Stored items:
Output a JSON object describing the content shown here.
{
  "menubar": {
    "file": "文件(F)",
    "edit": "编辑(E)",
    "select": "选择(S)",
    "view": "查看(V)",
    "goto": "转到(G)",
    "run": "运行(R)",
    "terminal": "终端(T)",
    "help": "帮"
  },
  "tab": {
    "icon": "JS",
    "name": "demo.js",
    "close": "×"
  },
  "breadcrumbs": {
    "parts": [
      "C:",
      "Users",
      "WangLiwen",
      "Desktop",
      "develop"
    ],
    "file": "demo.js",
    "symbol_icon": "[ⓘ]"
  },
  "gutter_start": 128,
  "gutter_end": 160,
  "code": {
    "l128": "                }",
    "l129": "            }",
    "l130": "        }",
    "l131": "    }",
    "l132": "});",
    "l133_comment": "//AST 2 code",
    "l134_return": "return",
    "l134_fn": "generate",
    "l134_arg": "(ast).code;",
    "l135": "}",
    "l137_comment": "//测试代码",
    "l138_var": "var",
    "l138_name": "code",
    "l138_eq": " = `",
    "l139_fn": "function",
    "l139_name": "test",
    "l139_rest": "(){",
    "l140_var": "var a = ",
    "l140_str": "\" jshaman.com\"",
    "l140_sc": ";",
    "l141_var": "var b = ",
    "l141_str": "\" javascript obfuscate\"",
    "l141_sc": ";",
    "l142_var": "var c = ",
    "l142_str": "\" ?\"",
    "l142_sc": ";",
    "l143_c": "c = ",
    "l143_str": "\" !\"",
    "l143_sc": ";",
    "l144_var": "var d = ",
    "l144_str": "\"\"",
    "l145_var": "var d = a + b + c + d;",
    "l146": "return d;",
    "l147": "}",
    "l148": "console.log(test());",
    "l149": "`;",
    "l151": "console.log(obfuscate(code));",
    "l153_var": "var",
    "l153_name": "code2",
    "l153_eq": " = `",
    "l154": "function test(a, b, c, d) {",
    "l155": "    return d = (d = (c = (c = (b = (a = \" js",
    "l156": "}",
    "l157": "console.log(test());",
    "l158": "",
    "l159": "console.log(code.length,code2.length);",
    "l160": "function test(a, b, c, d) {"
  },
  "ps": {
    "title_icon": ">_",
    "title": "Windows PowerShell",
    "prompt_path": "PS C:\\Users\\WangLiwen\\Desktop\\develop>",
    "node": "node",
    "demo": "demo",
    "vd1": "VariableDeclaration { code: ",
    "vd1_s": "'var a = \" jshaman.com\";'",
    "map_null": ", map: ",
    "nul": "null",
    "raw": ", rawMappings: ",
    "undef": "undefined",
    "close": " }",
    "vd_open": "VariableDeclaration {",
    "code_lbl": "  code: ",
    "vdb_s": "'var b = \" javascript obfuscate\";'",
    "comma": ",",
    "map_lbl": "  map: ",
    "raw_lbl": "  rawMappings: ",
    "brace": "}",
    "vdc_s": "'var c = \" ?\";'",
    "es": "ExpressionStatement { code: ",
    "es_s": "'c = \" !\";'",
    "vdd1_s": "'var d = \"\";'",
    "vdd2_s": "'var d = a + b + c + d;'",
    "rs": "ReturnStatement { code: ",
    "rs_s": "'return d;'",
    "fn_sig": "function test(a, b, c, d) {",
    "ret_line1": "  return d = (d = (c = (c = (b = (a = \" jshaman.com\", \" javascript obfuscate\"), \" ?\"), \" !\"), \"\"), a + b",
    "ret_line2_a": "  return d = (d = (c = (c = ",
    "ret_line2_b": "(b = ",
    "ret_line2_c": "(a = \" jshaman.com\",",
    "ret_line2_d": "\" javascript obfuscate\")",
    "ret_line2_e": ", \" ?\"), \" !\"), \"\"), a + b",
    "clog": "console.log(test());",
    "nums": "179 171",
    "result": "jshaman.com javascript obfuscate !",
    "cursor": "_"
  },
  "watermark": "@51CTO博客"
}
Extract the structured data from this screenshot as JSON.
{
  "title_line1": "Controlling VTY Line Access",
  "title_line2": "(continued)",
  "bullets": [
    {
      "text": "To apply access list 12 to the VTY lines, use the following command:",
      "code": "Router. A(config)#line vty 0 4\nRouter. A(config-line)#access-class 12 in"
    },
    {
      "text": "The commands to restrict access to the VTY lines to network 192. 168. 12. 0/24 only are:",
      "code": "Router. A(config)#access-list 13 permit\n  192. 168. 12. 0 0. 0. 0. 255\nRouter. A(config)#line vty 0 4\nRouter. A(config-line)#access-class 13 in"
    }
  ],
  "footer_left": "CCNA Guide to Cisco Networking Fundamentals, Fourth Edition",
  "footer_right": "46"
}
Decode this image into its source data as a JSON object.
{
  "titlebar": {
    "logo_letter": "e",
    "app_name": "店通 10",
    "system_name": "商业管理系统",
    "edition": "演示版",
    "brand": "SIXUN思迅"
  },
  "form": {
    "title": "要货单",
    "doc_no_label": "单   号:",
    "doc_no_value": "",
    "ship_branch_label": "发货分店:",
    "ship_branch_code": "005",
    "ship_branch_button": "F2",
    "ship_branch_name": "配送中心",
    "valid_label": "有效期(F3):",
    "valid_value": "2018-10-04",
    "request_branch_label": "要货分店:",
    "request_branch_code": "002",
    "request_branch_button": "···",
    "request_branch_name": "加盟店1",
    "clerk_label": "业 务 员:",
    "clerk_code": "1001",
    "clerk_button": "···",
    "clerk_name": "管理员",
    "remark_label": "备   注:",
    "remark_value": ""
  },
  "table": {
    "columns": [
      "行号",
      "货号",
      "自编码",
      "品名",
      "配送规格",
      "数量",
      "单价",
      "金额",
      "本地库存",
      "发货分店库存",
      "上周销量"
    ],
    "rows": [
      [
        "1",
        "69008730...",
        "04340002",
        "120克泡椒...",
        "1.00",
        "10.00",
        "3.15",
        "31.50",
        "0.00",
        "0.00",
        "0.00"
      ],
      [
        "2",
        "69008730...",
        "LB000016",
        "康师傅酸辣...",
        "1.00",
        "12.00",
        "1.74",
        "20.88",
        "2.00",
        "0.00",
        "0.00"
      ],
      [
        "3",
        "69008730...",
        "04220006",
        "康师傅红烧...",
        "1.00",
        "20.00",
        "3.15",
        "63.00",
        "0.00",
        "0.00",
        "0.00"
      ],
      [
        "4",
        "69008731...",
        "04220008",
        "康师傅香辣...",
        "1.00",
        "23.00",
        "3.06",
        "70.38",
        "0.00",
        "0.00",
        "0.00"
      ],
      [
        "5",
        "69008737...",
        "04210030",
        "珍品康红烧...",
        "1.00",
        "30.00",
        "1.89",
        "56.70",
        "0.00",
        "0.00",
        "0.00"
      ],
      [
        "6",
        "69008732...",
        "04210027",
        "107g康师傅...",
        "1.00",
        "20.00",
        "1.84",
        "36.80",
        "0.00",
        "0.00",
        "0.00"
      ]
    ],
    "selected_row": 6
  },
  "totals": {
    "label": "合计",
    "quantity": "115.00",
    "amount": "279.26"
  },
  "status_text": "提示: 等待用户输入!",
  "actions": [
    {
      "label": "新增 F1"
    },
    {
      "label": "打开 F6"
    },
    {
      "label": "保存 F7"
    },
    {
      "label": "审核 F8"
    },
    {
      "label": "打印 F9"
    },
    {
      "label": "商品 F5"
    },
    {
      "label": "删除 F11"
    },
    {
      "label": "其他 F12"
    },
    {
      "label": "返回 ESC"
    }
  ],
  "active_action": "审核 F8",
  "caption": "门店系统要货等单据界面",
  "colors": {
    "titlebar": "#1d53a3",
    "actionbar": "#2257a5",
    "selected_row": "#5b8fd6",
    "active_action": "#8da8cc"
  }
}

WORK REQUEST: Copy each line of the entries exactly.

SOLVED PROBLEM:
Output a JSON object describing the content shown here.
{
  "menubar": {
    "file": "文件(F)",
    "edit": "编辑(E)",
    "select": "选择(S)",
    "view": "查看(V)",
    "goto": "转到(G)",
    "run": "运行(R)",
    "terminal": "终端(T)",
    "help": "帮"
  },
  "tab": {
    "icon": "JS",
    "name": "demo.js",
    "close": "×"
  },
  "breadcrumbs": {
    "parts": [
      "C:",
      "Users",
      "WangLiwen",
      "Desktop",
      "develop"
    ],
    "file": "demo.js",
    "symbol_icon": "[ⓘ]"
  },
  "gutter_start": 128,
  "gutter_end": 160,
  "code": {
    "l128": "                }",
    "l129": "            }",
    "l130": "        }",
    "l131": "    }",
    "l132": "});",
    "l133_comment": "//AST 2 code",
    "l134_return": "return",
    "l134_fn": "generate",
    "l134_arg": "(ast).code;",
    "l135": "}",
    "l137_comment": "//测试代码",
    "l138_var": "var",
    "l138_name": "code",
    "l138_eq": " = `",
    "l139_fn": "function",
    "l139_name": "test",
    "l139_rest": "(){",
    "l140_var": "var a = ",
    "l140_str": "\" jshaman.com\"",
    "l140_sc": ";",
    "l141_var": "var b = ",
    "l141_str": "\" javascript obfuscate\"",
    "l141_sc": ";",
    "l142_var": "var c = ",
    "l142_str": "\" ?\"",
    "l142_sc": ";",
    "l143_c": "c = ",
    "l143_str": "\" !\"",
    "l143_sc": ";",
    "l144_var": "var d = ",
    "l144_str": "\"\"",
    "l145_var": "var d = a + b + c + d;",
    "l146": "return d;",
    "l147": "}",
    "l148": "console.log(test());",
    "l149": "`;",
    "l151": "console.log(obfuscate(code));",
    "l153_var": "var",
    "l153_name": "code2",
    "l153_eq": " = `",
    "l154": "function test(a, b, c, d) {",
    "l155": "    return d = (d = (c = (c = (b = (a = \" js",
    "l156": "}",
    "l157": "console.log(test());",
    "l158": "",
    "l159": "console.log(code.length,code2.length);",
    "l160": "function test(a, b, c, d) {"
  },
  "ps": {
    "title_icon": ">_",
    "title": "Windows PowerShell",
    "prompt_path": "PS C:\\Users\\WangLiwen\\Desktop\\develop>",
    "node": "node",
    "demo": "demo",
    "vd1": "VariableDeclaration { code: ",
    "vd1_s": "'var a = \" jshaman.com\";'",
    "map_null": ", map: ",
    "nul": "null",
    "raw": ", rawMappings: ",
    "undef": "undefined",
    "close": " }",
    "vd_open": "VariableDeclaration {",
    "code_lbl": "  code: ",
    "vdb_s": "'var b = \" javascript obfuscate\";'",
    "comma": ",",
    "map_lbl": "  map: ",
    "raw_lbl": "  rawMappings: ",
    "brace": "}",
    "vdc_s": "'var c = \" ?\";'",
    "es": "ExpressionStatement { code: ",
    "es_s": "'c = \" !\";'",
    "vdd1_s": "'var d = \"\";'",
    "vdd2_s": "'var d = a + b + c + d;'",
    "rs": "ReturnStatement { code: ",
    "rs_s": "'return d;'",
    "fn_sig": "function test(a, b, c, d) {",
    "ret_line1": "  return d = (d = (c = (c = (b = (a = \" jshaman.com\", \" javascript obfuscate\"), \" ?\"), \" !\"), \"\"), a + b",
    "ret_line2_a": "  return d = (d = (c = (c = ",
    "ret_line2_b": "(b = ",
    "ret_line2_c": "(a = \" jshaman.com\",",
    "ret_line2_d": "\" javascript obfuscate\")",
    "ret_line2_e": ", \" ?\"), \" !\"), \"\"), a + b",
    "clog": "console.log(test());",
    "nums": "179 171",
    "result": "jshaman.com javascript obfuscate !",
    "cursor": "_"
  },
  "watermark": "@51CTO博客"
}
Extract the structured data from this screenshot as JSON.
{
  "title_line1": "Controlling VTY Line Access",
  "title_line2": "(continued)",
  "bullets": [
    {
      "text": "To apply access list 12 to the VTY lines, use the following command:",
      "code": "Router. A(config)#line vty 0 4\nRouter. A(config-line)#access-class 12 in"
    },
    {
      "text": "The commands to restrict access to the VTY lines to network 192. 168. 12. 0/24 only are:",
      "code": "Router. A(config)#access-list 13 permit\n  192. 168. 12. 0 0. 0. 0. 255\nRouter. A(config)#line vty 0 4\nRouter. A(config-line)#access-class 13 in"
    }
  ],
  "footer_left": "CCNA Guide to Cisco Networking Fundamentals, Fourth Edition",
  "footer_right": "46"
}
Decode this image into its source data as a JSON object.
{
  "titlebar": {
    "logo_letter": "e",
    "app_name": "店通 10",
    "system_name": "商业管理系统",
    "edition": "演示版",
    "brand": "SIXUN思迅"
  },
  "form": {
    "title": "要货单",
    "doc_no_label": "单   号:",
    "doc_no_value": "",
    "ship_branch_label": "发货分店:",
    "ship_branch_code": "005",
    "ship_branch_button": "F2",
    "ship_branch_name": "配送中心",
    "valid_label": "有效期(F3):",
    "valid_value": "2018-10-04",
    "request_branch_label": "要货分店:",
    "request_branch_code": "002",
    "request_branch_button": "···",
    "request_branch_name": "加盟店1",
    "clerk_label": "业 务 员:",
    "clerk_code": "1001",
    "clerk_button": "···",
    "clerk_name": "管理员",
    "remark_label": "备   注:",
    "remark_value": ""
  },
  "table": {
    "columns": [
      "行号",
      "货号",
      "自编码",
      "品名",
      "配送规格",
      "数量",
      "单价",
      "金额",
      "本地库存",
      "发货分店库存",
      "上周销量"
    ],
    "rows": [
      [
        "1",
        "69008730...",
        "04340002",
        "120克泡椒...",
        "1.00",
        "10.00",
        "3.15",
        "31.50",
        "0.00",
        "0.00",
        "0.00"
      ],
      [
        "2",
        "69008730...",
        "LB000016",
        "康师傅酸辣...",
        "1.00",
        "12.00",
        "1.74",
        "20.88",
        "2.00",
        "0.00",
        "0.00"
      ],
      [
        "3",
        "69008730...",
        "04220006",
        "康师傅红烧...",
        "1.00",
        "20.00",
        "3.15",
        "63.00",
        "0.00",
        "0.00",
        "0.00"
      ],
      [
        "4",
        "69008731...",
        "04220008",
        "康师傅香辣...",
        "1.00",
        "23.00",
        "3.06",
        "70.38",
        "0.00",
        "0.00",
        "0.00"
      ],
      [
        "5",
        "69008737...",
        "04210030",
        "珍品康红烧...",
        "1.00",
        "30.00",
        "1.89",
        "56.70",
        "0.00",
        "0.00",
        "0.00"
      ],
      [
        "6",
        "69008732...",
        "04210027",
        "107g康师傅...",
        "1.00",
        "20.00",
        "1.84",
        "36.80",
        "0.00",
        "0.00",
        "0.00"
      ]
    ],
    "selected_row": 6
  },
  "totals": {
    "label": "合计",
    "quantity": "115.00",
    "amount": "279.26"
  },
  "status_text": "提示: 等待用户输入!",
  "actions": [
    {
      "label": "新增 F1"
    },
    {
      "label": "打开 F6"
    },
    {
      "label": "保存 F7"
    },
    {
      "label": "审核 F8"
    },
    {
      "label": "打印 F9"
    },
    {
      "label": "商品 F5"
    },
    {
      "label": "删除 F11"
    },
    {
      "label": "其他 F12"
    },
    {
      "label": "返回 ESC"
    }
  ],
  "active_action": "审核 F8",
  "caption": "门店系统要货等单据界面",
  "colors": {
    "titlebar": "#1d53a3",
    "actionbar": "#2257a5",
    "selected_row": "#5b8fd6",
    "active_action": "#8da8cc"
  }
}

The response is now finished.